» **Dataset extract**
--- START ---

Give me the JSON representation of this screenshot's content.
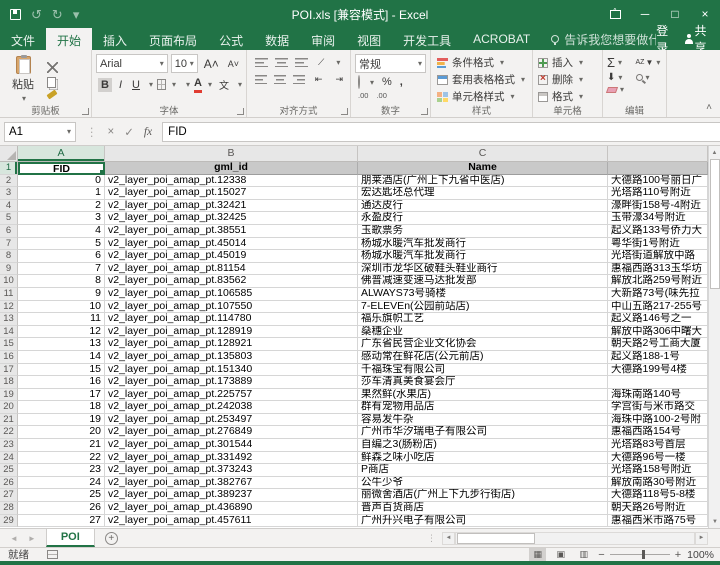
{
  "colors": {
    "accent": "#217346",
    "title_bar": "#217346",
    "ribbon_bg": "#f3f2f1",
    "header_fill": "#c9c9c9",
    "grid_line": "#d6d6d6"
  },
  "title_bar": {
    "title": "POI.xls  [兼容模式] - Excel"
  },
  "ribbon_tabs": {
    "file": "文件",
    "tabs": [
      "开始",
      "插入",
      "页面布局",
      "公式",
      "数据",
      "审阅",
      "视图",
      "开发工具",
      "ACROBAT"
    ],
    "active": "开始",
    "tell_me": "告诉我您想要做什么...",
    "sign_in": "登录",
    "share": "共享"
  },
  "ribbon": {
    "clipboard": {
      "label": "剪贴板",
      "paste": "粘贴"
    },
    "font": {
      "label": "字体",
      "name": "Arial",
      "size": "10",
      "bold": "B",
      "italic": "I",
      "underline": "U",
      "phonetic": "文"
    },
    "alignment": {
      "label": "对齐方式"
    },
    "number": {
      "label": "数字",
      "format": "常规",
      "percent": "%",
      "comma": ",",
      "dec_inc": ".00",
      "dec_dec": ".00"
    },
    "styles": {
      "label": "样式",
      "conditional": "条件格式",
      "format_table": "套用表格格式",
      "cell_styles": "单元格样式"
    },
    "cells": {
      "label": "单元格",
      "insert": "插入",
      "delete": "删除",
      "format": "格式"
    },
    "editing": {
      "label": "编辑",
      "autosum": "Σ",
      "sort": "AZ"
    }
  },
  "formula_bar": {
    "name_box": "A1",
    "fx": "fx",
    "value": "FID"
  },
  "grid": {
    "columns": [
      "A",
      "B",
      "C",
      ""
    ],
    "header_row": [
      "FID",
      "gml_id",
      "Name",
      ""
    ],
    "first_row": 1,
    "last_row": 29,
    "data_rows": [
      [
        0,
        "v2_layer_poi_amap_pt.12338",
        "朋莱酒店(广州上下九省中医店)",
        "大德路100号丽日广"
      ],
      [
        1,
        "v2_layer_poi_amap_pt.15027",
        "宏达匙坯总代理",
        "光塔路110号附近"
      ],
      [
        2,
        "v2_layer_poi_amap_pt.32421",
        "通达皮行",
        "濠畔街158号-4附近"
      ],
      [
        3,
        "v2_layer_poi_amap_pt.32425",
        "永盈皮行",
        "玉带濠34号附近"
      ],
      [
        4,
        "v2_layer_poi_amap_pt.38551",
        "玉歌票务",
        "起义路133号侨力大"
      ],
      [
        5,
        "v2_layer_poi_amap_pt.45014",
        "杨城水暖汽车批发商行",
        "粤华街1号附近"
      ],
      [
        6,
        "v2_layer_poi_amap_pt.45019",
        "杨城水暖汽车批发商行",
        "光塔街道解放中路"
      ],
      [
        7,
        "v2_layer_poi_amap_pt.81154",
        "深圳市龙华区破鞋头鞋业商行",
        "惠福西路313玉华坊"
      ],
      [
        8,
        "v2_layer_poi_amap_pt.83562",
        "佛普减速变速马达批发部",
        "解放北路259号附近"
      ],
      [
        9,
        "v2_layer_poi_amap_pt.106585",
        "ALWAYS73号骑楼",
        "大新路73号(味先拉"
      ],
      [
        10,
        "v2_layer_poi_amap_pt.107550",
        "7-ELEVEn(公园前站店)",
        "中山五路217-255号"
      ],
      [
        11,
        "v2_layer_poi_amap_pt.114780",
        "福乐旗帜工艺",
        "起义路146号之一"
      ],
      [
        12,
        "v2_layer_poi_amap_pt.128919",
        "燊穗企业",
        "解放中路306中曙大"
      ],
      [
        13,
        "v2_layer_poi_amap_pt.128921",
        "广东省民营企业文化协会",
        "朝天路2号工商大厦"
      ],
      [
        14,
        "v2_layer_poi_amap_pt.135803",
        "感动常在鲜花店(公元前店)",
        "起义路188-1号"
      ],
      [
        15,
        "v2_layer_poi_amap_pt.151340",
        "千福珠宝有限公司",
        "大德路199号4楼"
      ],
      [
        16,
        "v2_layer_poi_amap_pt.173889",
        "莎车清真美食宴会厅",
        ""
      ],
      [
        17,
        "v2_layer_poi_amap_pt.225757",
        "果然鲜(水果店)",
        "海珠南路140号"
      ],
      [
        18,
        "v2_layer_poi_amap_pt.242038",
        "群有宠物用品店",
        "学宫街与米市路交"
      ],
      [
        19,
        "v2_layer_poi_amap_pt.253497",
        "容易发牛杂",
        "海珠中路100-2号附"
      ],
      [
        20,
        "v2_layer_poi_amap_pt.276849",
        "广州市华汐瑞电子有限公司",
        "惠福西路154号"
      ],
      [
        21,
        "v2_layer_poi_amap_pt.301544",
        "自编之3(肠粉店)",
        "光塔路83号首层"
      ],
      [
        22,
        "v2_layer_poi_amap_pt.331492",
        "鲜森之味小吃店",
        "大德路96号一楼"
      ],
      [
        23,
        "v2_layer_poi_amap_pt.373243",
        "P商店",
        "光塔路158号附近"
      ],
      [
        24,
        "v2_layer_poi_amap_pt.382767",
        "公牛少爷",
        "解放南路30号附近"
      ],
      [
        25,
        "v2_layer_poi_amap_pt.389237",
        "丽微舍酒店(广州上下九步行街店)",
        "大德路118号5-8楼"
      ],
      [
        26,
        "v2_layer_poi_amap_pt.436890",
        "晋声百货商店",
        "朝天路26号附近"
      ],
      [
        27,
        "v2_layer_poi_amap_pt.457611",
        "广州升兴电子有限公司",
        "惠福西米市路75号"
      ]
    ]
  },
  "sheet_bar": {
    "active_tab": "POI"
  },
  "status_bar": {
    "mode": "就绪",
    "zoom": "100%"
  }
}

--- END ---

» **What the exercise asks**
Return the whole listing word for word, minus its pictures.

» **Expected output**
Give me the JSON representation of this screenshot's content.
{
  "colors": {
    "accent": "#217346",
    "title_bar": "#217346",
    "ribbon_bg": "#f3f2f1",
    "header_fill": "#c9c9c9",
    "grid_line": "#d6d6d6"
  },
  "title_bar": {
    "title": "POI.xls  [兼容模式] - Excel"
  },
  "ribbon_tabs": {
    "file": "文件",
    "tabs": [
      "开始",
      "插入",
      "页面布局",
      "公式",
      "数据",
      "审阅",
      "视图",
      "开发工具",
      "ACROBAT"
    ],
    "active": "开始",
    "tell_me": "告诉我您想要做什么...",
    "sign_in": "登录",
    "share": "共享"
  },
  "ribbon": {
    "clipboard": {
      "label": "剪贴板",
      "paste": "粘贴"
    },
    "font": {
      "label": "字体",
      "name": "Arial",
      "size": "10",
      "bold": "B",
      "italic": "I",
      "underline": "U",
      "phonetic": "文"
    },
    "alignment": {
      "label": "对齐方式"
    },
    "number": {
      "label": "数字",
      "format": "常规",
      "percent": "%",
      "comma": ",",
      "dec_inc": ".00",
      "dec_dec": ".00"
    },
    "styles": {
      "label": "样式",
      "conditional": "条件格式",
      "format_table": "套用表格格式",
      "cell_styles": "单元格样式"
    },
    "cells": {
      "label": "单元格",
      "insert": "插入",
      "delete": "删除",
      "format": "格式"
    },
    "editing": {
      "label": "编辑",
      "autosum": "Σ",
      "sort": "AZ"
    }
  },
  "formula_bar": {
    "name_box": "A1",
    "fx": "fx",
    "value": "FID"
  },
  "grid": {
    "columns": [
      "A",
      "B",
      "C",
      ""
    ],
    "header_row": [
      "FID",
      "gml_id",
      "Name",
      ""
    ],
    "first_row": 1,
    "last_row": 29,
    "data_rows": [
      [
        0,
        "v2_layer_poi_amap_pt.12338",
        "朋莱酒店(广州上下九省中医店)",
        "大德路100号丽日广"
      ],
      [
        1,
        "v2_layer_poi_amap_pt.15027",
        "宏达匙坯总代理",
        "光塔路110号附近"
      ],
      [
        2,
        "v2_layer_poi_amap_pt.32421",
        "通达皮行",
        "濠畔街158号-4附近"
      ],
      [
        3,
        "v2_layer_poi_amap_pt.32425",
        "永盈皮行",
        "玉带濠34号附近"
      ],
      [
        4,
        "v2_layer_poi_amap_pt.38551",
        "玉歌票务",
        "起义路133号侨力大"
      ],
      [
        5,
        "v2_layer_poi_amap_pt.45014",
        "杨城水暖汽车批发商行",
        "粤华街1号附近"
      ],
      [
        6,
        "v2_layer_poi_amap_pt.45019",
        "杨城水暖汽车批发商行",
        "光塔街道解放中路"
      ],
      [
        7,
        "v2_layer_poi_amap_pt.81154",
        "深圳市龙华区破鞋头鞋业商行",
        "惠福西路313玉华坊"
      ],
      [
        8,
        "v2_layer_poi_amap_pt.83562",
        "佛普减速变速马达批发部",
        "解放北路259号附近"
      ],
      [
        9,
        "v2_layer_poi_amap_pt.106585",
        "ALWAYS73号骑楼",
        "大新路73号(味先拉"
      ],
      [
        10,
        "v2_layer_poi_amap_pt.107550",
        "7-ELEVEn(公园前站店)",
        "中山五路217-255号"
      ],
      [
        11,
        "v2_layer_poi_amap_pt.114780",
        "福乐旗帜工艺",
        "起义路146号之一"
      ],
      [
        12,
        "v2_layer_poi_amap_pt.128919",
        "燊穗企业",
        "解放中路306中曙大"
      ],
      [
        13,
        "v2_layer_poi_amap_pt.128921",
        "广东省民营企业文化协会",
        "朝天路2号工商大厦"
      ],
      [
        14,
        "v2_layer_poi_amap_pt.135803",
        "感动常在鲜花店(公元前店)",
        "起义路188-1号"
      ],
      [
        15,
        "v2_layer_poi_amap_pt.151340",
        "千福珠宝有限公司",
        "大德路199号4楼"
      ],
      [
        16,
        "v2_layer_poi_amap_pt.173889",
        "莎车清真美食宴会厅",
        ""
      ],
      [
        17,
        "v2_layer_poi_amap_pt.225757",
        "果然鲜(水果店)",
        "海珠南路140号"
      ],
      [
        18,
        "v2_layer_poi_amap_pt.242038",
        "群有宠物用品店",
        "学宫街与米市路交"
      ],
      [
        19,
        "v2_layer_poi_amap_pt.253497",
        "容易发牛杂",
        "海珠中路100-2号附"
      ],
      [
        20,
        "v2_layer_poi_amap_pt.276849",
        "广州市华汐瑞电子有限公司",
        "惠福西路154号"
      ],
      [
        21,
        "v2_layer_poi_amap_pt.301544",
        "自编之3(肠粉店)",
        "光塔路83号首层"
      ],
      [
        22,
        "v2_layer_poi_amap_pt.331492",
        "鲜森之味小吃店",
        "大德路96号一楼"
      ],
      [
        23,
        "v2_layer_poi_amap_pt.373243",
        "P商店",
        "光塔路158号附近"
      ],
      [
        24,
        "v2_layer_poi_amap_pt.382767",
        "公牛少爷",
        "解放南路30号附近"
      ],
      [
        25,
        "v2_layer_poi_amap_pt.389237",
        "丽微舍酒店(广州上下九步行街店)",
        "大德路118号5-8楼"
      ],
      [
        26,
        "v2_layer_poi_amap_pt.436890",
        "晋声百货商店",
        "朝天路26号附近"
      ],
      [
        27,
        "v2_layer_poi_amap_pt.457611",
        "广州升兴电子有限公司",
        "惠福西米市路75号"
      ]
    ]
  },
  "sheet_bar": {
    "active_tab": "POI"
  },
  "status_bar": {
    "mode": "就绪",
    "zoom": "100%"
  }
}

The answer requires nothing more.